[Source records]
※ ※ ※
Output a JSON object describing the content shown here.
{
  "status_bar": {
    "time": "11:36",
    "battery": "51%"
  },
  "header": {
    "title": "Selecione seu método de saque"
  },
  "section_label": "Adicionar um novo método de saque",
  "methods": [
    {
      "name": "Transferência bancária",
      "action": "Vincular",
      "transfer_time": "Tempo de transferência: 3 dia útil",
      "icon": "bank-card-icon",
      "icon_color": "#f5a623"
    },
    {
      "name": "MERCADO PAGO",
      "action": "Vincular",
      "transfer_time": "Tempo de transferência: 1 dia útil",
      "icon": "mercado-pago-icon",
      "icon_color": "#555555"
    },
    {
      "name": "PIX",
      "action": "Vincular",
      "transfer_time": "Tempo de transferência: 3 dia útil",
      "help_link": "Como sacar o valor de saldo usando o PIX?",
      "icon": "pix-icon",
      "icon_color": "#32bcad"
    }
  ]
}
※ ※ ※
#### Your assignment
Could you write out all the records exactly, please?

#### Task response
Output a JSON object describing the content shown here.
{
  "status_bar": {
    "time": "11:36",
    "battery": "51%"
  },
  "header": {
    "title": "Selecione seu método de saque"
  },
  "section_label": "Adicionar um novo método de saque",
  "methods": [
    {
      "name": "Transferência bancária",
      "action": "Vincular",
      "transfer_time": "Tempo de transferência: 3 dia útil",
      "icon": "bank-card-icon",
      "icon_color": "#f5a623"
    },
    {
      "name": "MERCADO PAGO",
      "action": "Vincular",
      "transfer_time": "Tempo de transferência: 1 dia útil",
      "icon": "mercado-pago-icon",
      "icon_color": "#555555"
    },
    {
      "name": "PIX",
      "action": "Vincular",
      "transfer_time": "Tempo de transferência: 3 dia útil",
      "help_link": "Como sacar o valor de saldo usando o PIX?",
      "icon": "pix-icon",
      "icon_color": "#32bcad"
    }
  ]
}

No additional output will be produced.